* _Task_:
Reproduce the records below in full and without edits, omitting images.

* _Data in this exercise_:

^^^^^^^^

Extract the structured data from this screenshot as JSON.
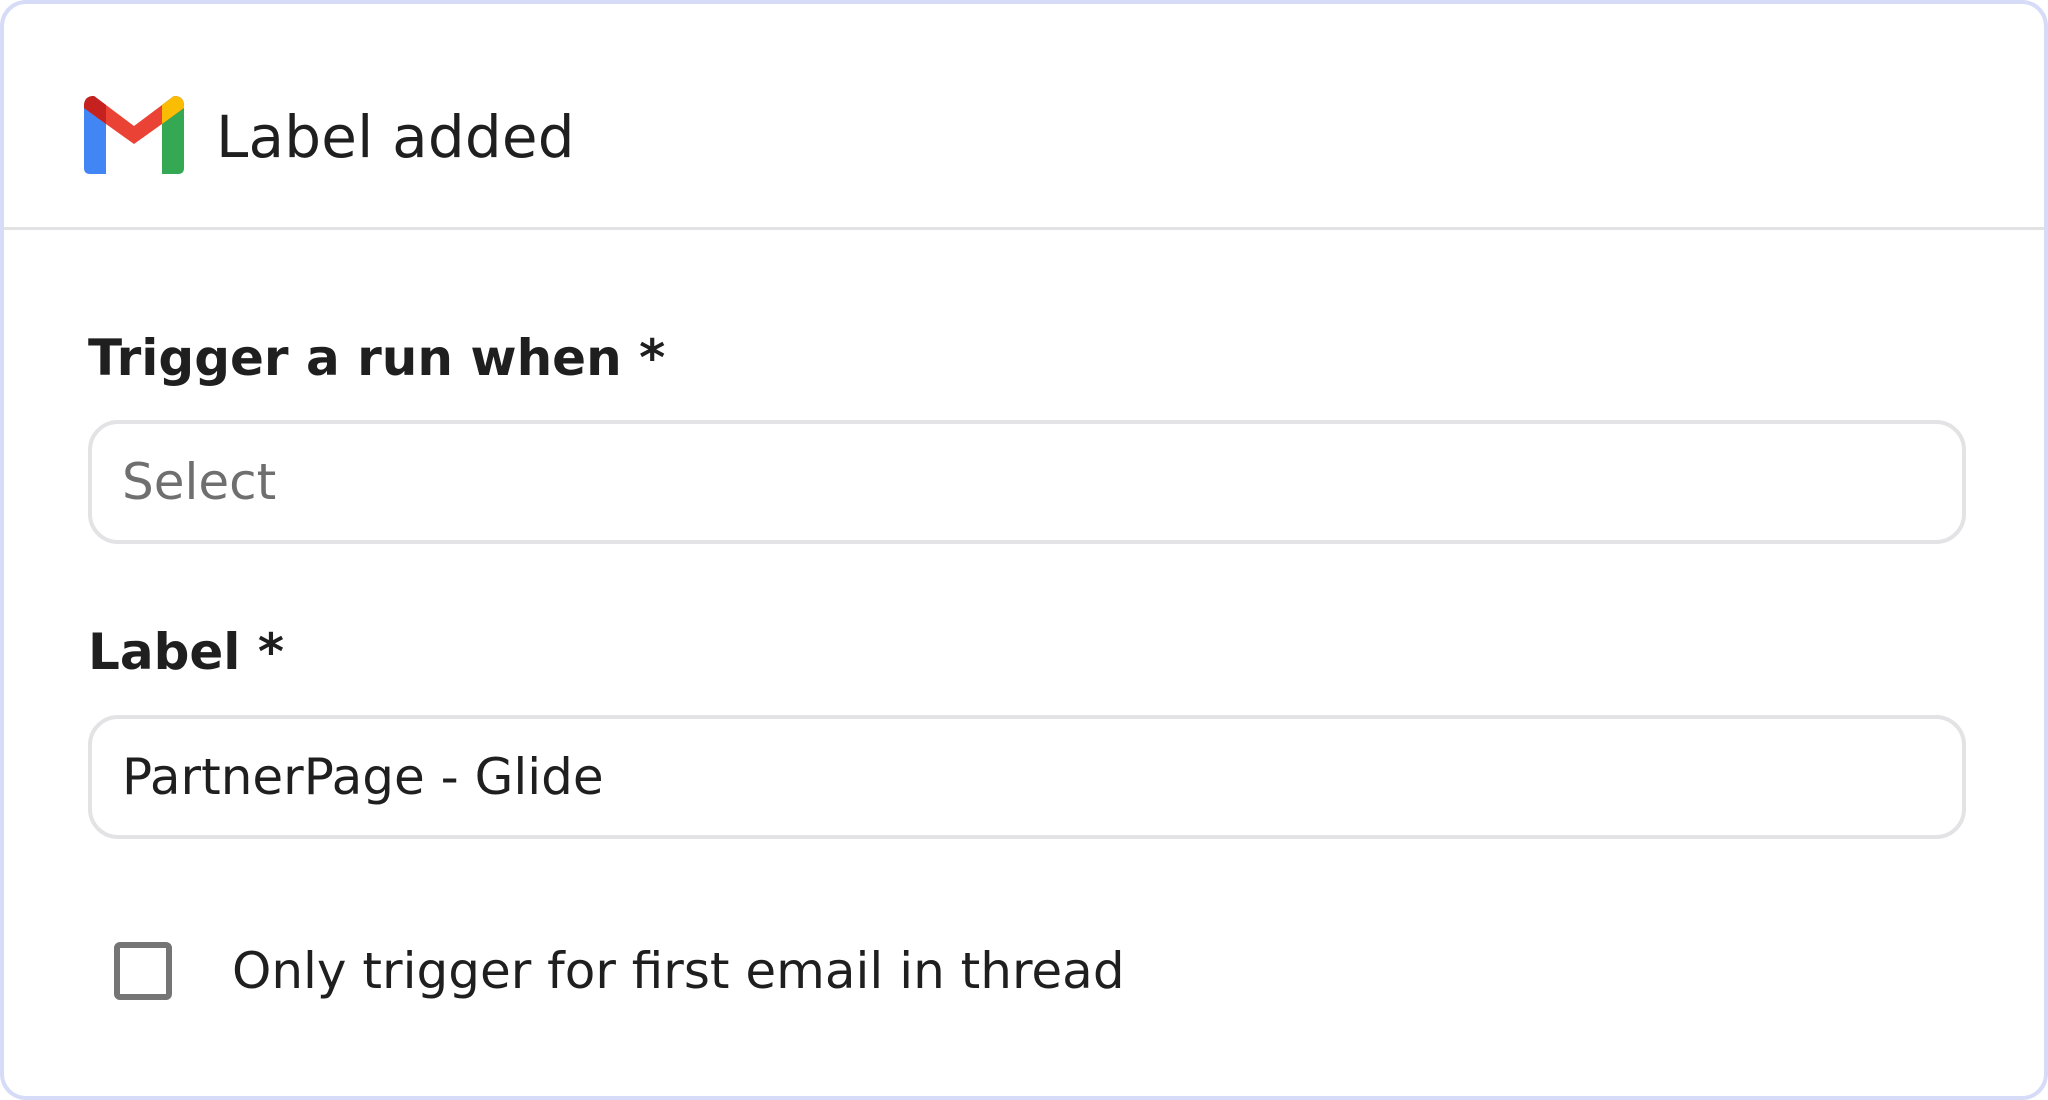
{
  "header": {
    "icon": "gmail-icon",
    "title": "Label added"
  },
  "form": {
    "trigger": {
      "label": "Trigger a run when *",
      "placeholder": "Select",
      "value": ""
    },
    "label_field": {
      "label": "Label *",
      "value": "PartnerPage - Glide"
    },
    "first_email_only": {
      "label": "Only trigger for first email in thread",
      "checked": false
    }
  },
  "colors": {
    "card_border": "#d6dcf7",
    "divider": "#e3e3e6",
    "text": "#1f1f1f",
    "placeholder": "#6f6f6f",
    "gmail_red": "#ea4335",
    "gmail_blue": "#4285f4",
    "gmail_green": "#34a853",
    "gmail_yellow": "#fbbc04"
  }
}
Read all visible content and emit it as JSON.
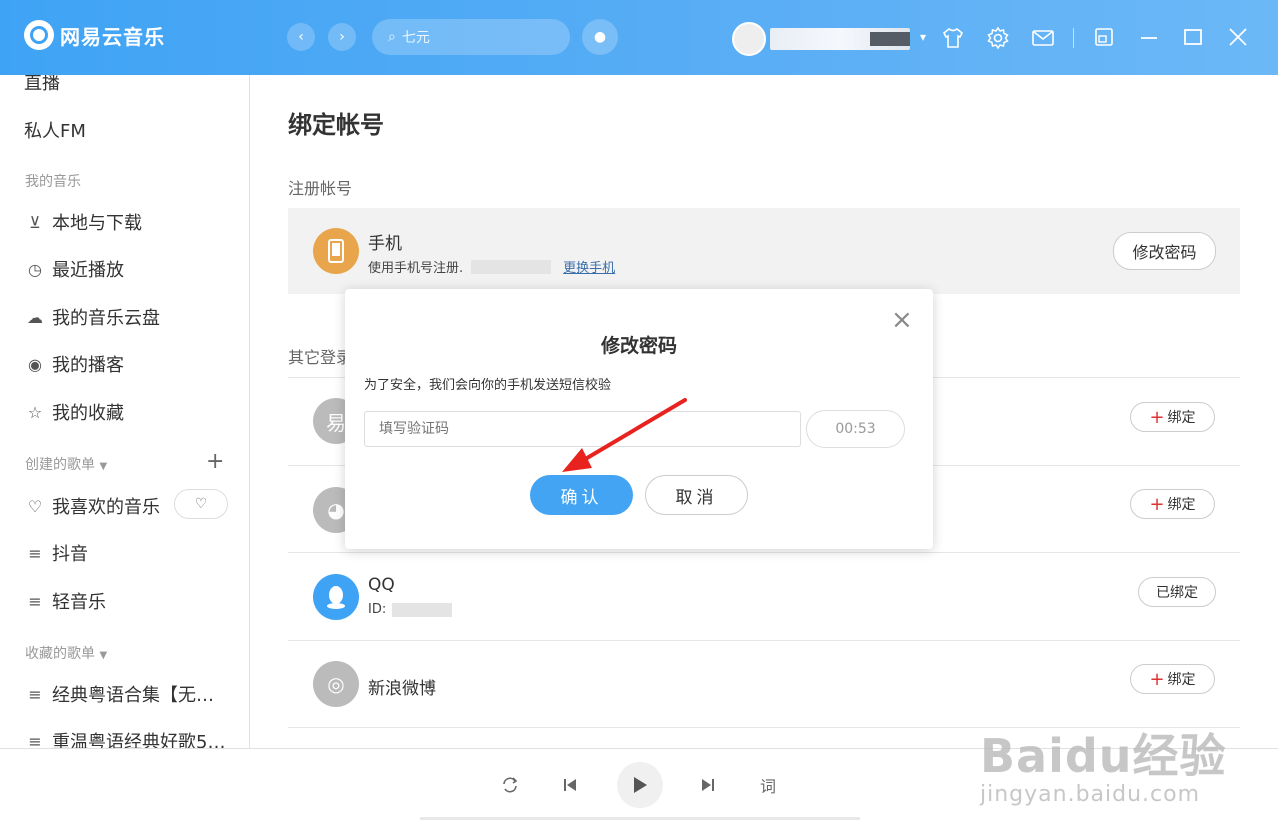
{
  "app": {
    "name": "网易云音乐"
  },
  "header": {
    "back": "‹",
    "forward": "›",
    "search_placeholder": "七元",
    "dropdown": "▾",
    "icons": [
      "skin-icon",
      "gear-icon",
      "mail-icon",
      "mini-mode-icon",
      "minimize-icon",
      "maximize-icon",
      "close-icon"
    ]
  },
  "sidebar": {
    "items_top": [
      "直播",
      "私人FM"
    ],
    "my_music_head": "我的音乐",
    "my_music": [
      "本地与下载",
      "最近播放",
      "我的音乐云盘",
      "我的播客",
      "我的收藏"
    ],
    "created_head": "创建的歌单",
    "created_plus": "+",
    "created": [
      "我喜欢的音乐",
      "抖音",
      "轻音乐"
    ],
    "collected_head": "收藏的歌单",
    "collected": [
      "经典粤语合集【无…",
      "重温粤语经典好歌5…"
    ]
  },
  "main": {
    "title": "绑定帐号",
    "registered_label": "注册帐号",
    "phone": {
      "name": "手机",
      "desc": "使用手机号注册.",
      "change_link": "更换手机",
      "change_password": "修改密码"
    },
    "other_label": "其它登录",
    "accounts": [
      {
        "name": "",
        "action": "绑定",
        "action_plus": "+"
      },
      {
        "name": "",
        "action": "绑定",
        "action_plus": "+"
      },
      {
        "name": "QQ",
        "desc": "ID:",
        "action": "已绑定"
      },
      {
        "name": "新浪微博",
        "action": "绑定",
        "action_plus": "+"
      }
    ]
  },
  "dialog": {
    "title": "修改密码",
    "close": "×",
    "tip": "为了安全，我们会向你的手机发送短信校验",
    "input_placeholder": "填写验证码",
    "countdown": "00:53",
    "confirm": "确认",
    "cancel": "取消"
  },
  "player": {
    "lyrics": "词"
  },
  "watermark": {
    "brand": "Baidu经验",
    "url": "jingyan.baidu.com"
  },
  "colors": {
    "accent": "#42a4f2",
    "topbar": "#3fa3f5",
    "arrow": "#e8231f"
  }
}
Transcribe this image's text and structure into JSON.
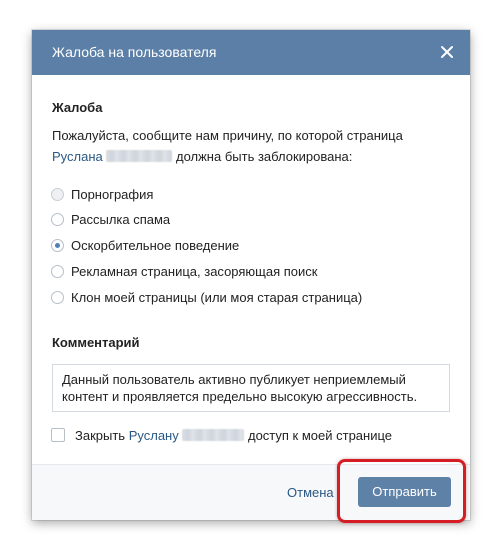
{
  "dialog": {
    "title": "Жалоба на пользователя",
    "header_color": "#5b7fa6",
    "close_icon": "close-icon"
  },
  "complaint": {
    "heading": "Жалоба",
    "prompt_line1": "Пожалуйста, сообщите нам причину, по которой страница",
    "user_name": "Руслана",
    "prompt_line2_suffix": "должна быть заблокирована:",
    "options": [
      {
        "label": "Порнография",
        "state": "disabled"
      },
      {
        "label": "Рассылка спама",
        "state": "unchecked"
      },
      {
        "label": "Оскорбительное поведение",
        "state": "checked"
      },
      {
        "label": "Рекламная страница, засоряющая поиск",
        "state": "unchecked"
      },
      {
        "label": "Клон моей страницы (или моя старая страница)",
        "state": "unchecked"
      }
    ]
  },
  "comment": {
    "heading": "Комментарий",
    "value": "Данный пользователь активно публикует неприемлемый контент и проявляется предельно высокую агрессивность."
  },
  "block_access": {
    "prefix": "Закрыть",
    "user_name": "Руслану",
    "suffix": "доступ к моей странице",
    "checked": false
  },
  "footer": {
    "cancel_label": "Отмена",
    "send_label": "Отправить"
  },
  "colors": {
    "accent": "#5181b8",
    "link": "#2a5885",
    "button": "#5e81a8",
    "highlight": "#d51d25"
  }
}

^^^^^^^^

* _Response area_:
Extract the structured data from this screenshot as JSON.
{
  "header": {
    "icon": "gmail-icon",
    "title": "Label added"
  },
  "form": {
    "trigger": {
      "label": "Trigger a run when *",
      "placeholder": "Select",
      "value": ""
    },
    "label_field": {
      "label": "Label *",
      "value": "PartnerPage - Glide"
    },
    "first_email_only": {
      "label": "Only trigger for first email in thread",
      "checked": false
    }
  },
  "colors": {
    "card_border": "#d6dcf7",
    "divider": "#e3e3e6",
    "text": "#1f1f1f",
    "placeholder": "#6f6f6f",
    "gmail_red": "#ea4335",
    "gmail_blue": "#4285f4",
    "gmail_green": "#34a853",
    "gmail_yellow": "#fbbc04"
  }
}
Read all visible content and emit it as JSON.
{
  "app": {
    "name": "网易云音乐"
  },
  "header": {
    "back": "‹",
    "forward": "›",
    "search_placeholder": "七元",
    "dropdown": "▾",
    "icons": [
      "skin-icon",
      "gear-icon",
      "mail-icon",
      "mini-mode-icon",
      "minimize-icon",
      "maximize-icon",
      "close-icon"
    ]
  },
  "sidebar": {
    "items_top": [
      "直播",
      "私人FM"
    ],
    "my_music_head": "我的音乐",
    "my_music": [
      "本地与下载",
      "最近播放",
      "我的音乐云盘",
      "我的播客",
      "我的收藏"
    ],
    "created_head": "创建的歌单",
    "created_plus": "+",
    "created": [
      "我喜欢的音乐",
      "抖音",
      "轻音乐"
    ],
    "collected_head": "收藏的歌单",
    "collected": [
      "经典粤语合集【无…",
      "重温粤语经典好歌5…"
    ]
  },
  "main": {
    "title": "绑定帐号",
    "registered_label": "注册帐号",
    "phone": {
      "name": "手机",
      "desc": "使用手机号注册.",
      "change_link": "更换手机",
      "change_password": "修改密码"
    },
    "other_label": "其它登录",
    "accounts": [
      {
        "name": "",
        "action": "绑定",
        "action_plus": "+"
      },
      {
        "name": "",
        "action": "绑定",
        "action_plus": "+"
      },
      {
        "name": "QQ",
        "desc": "ID:",
        "action": "已绑定"
      },
      {
        "name": "新浪微博",
        "action": "绑定",
        "action_plus": "+"
      }
    ]
  },
  "dialog": {
    "title": "修改密码",
    "close": "×",
    "tip": "为了安全，我们会向你的手机发送短信校验",
    "input_placeholder": "填写验证码",
    "countdown": "00:53",
    "confirm": "确认",
    "cancel": "取消"
  },
  "player": {
    "lyrics": "词"
  },
  "watermark": {
    "brand": "Baidu经验",
    "url": "jingyan.baidu.com"
  },
  "colors": {
    "accent": "#42a4f2",
    "topbar": "#3fa3f5",
    "arrow": "#e8231f"
  }
}
Transcribe this image's text and structure into JSON.
{
  "dialog": {
    "title": "Жалоба на пользователя",
    "header_color": "#5b7fa6",
    "close_icon": "close-icon"
  },
  "complaint": {
    "heading": "Жалоба",
    "prompt_line1": "Пожалуйста, сообщите нам причину, по которой страница",
    "user_name": "Руслана",
    "prompt_line2_suffix": "должна быть заблокирована:",
    "options": [
      {
        "label": "Порнография",
        "state": "disabled"
      },
      {
        "label": "Рассылка спама",
        "state": "unchecked"
      },
      {
        "label": "Оскорбительное поведение",
        "state": "checked"
      },
      {
        "label": "Рекламная страница, засоряющая поиск",
        "state": "unchecked"
      },
      {
        "label": "Клон моей страницы (или моя старая страница)",
        "state": "unchecked"
      }
    ]
  },
  "comment": {
    "heading": "Комментарий",
    "value": "Данный пользователь активно публикует неприемлемый контент и проявляется предельно высокую агрессивность."
  },
  "block_access": {
    "prefix": "Закрыть",
    "user_name": "Руслану",
    "suffix": "доступ к моей странице",
    "checked": false
  },
  "footer": {
    "cancel_label": "Отмена",
    "send_label": "Отправить"
  },
  "colors": {
    "accent": "#5181b8",
    "link": "#2a5885",
    "button": "#5e81a8",
    "highlight": "#d51d25"
  }
}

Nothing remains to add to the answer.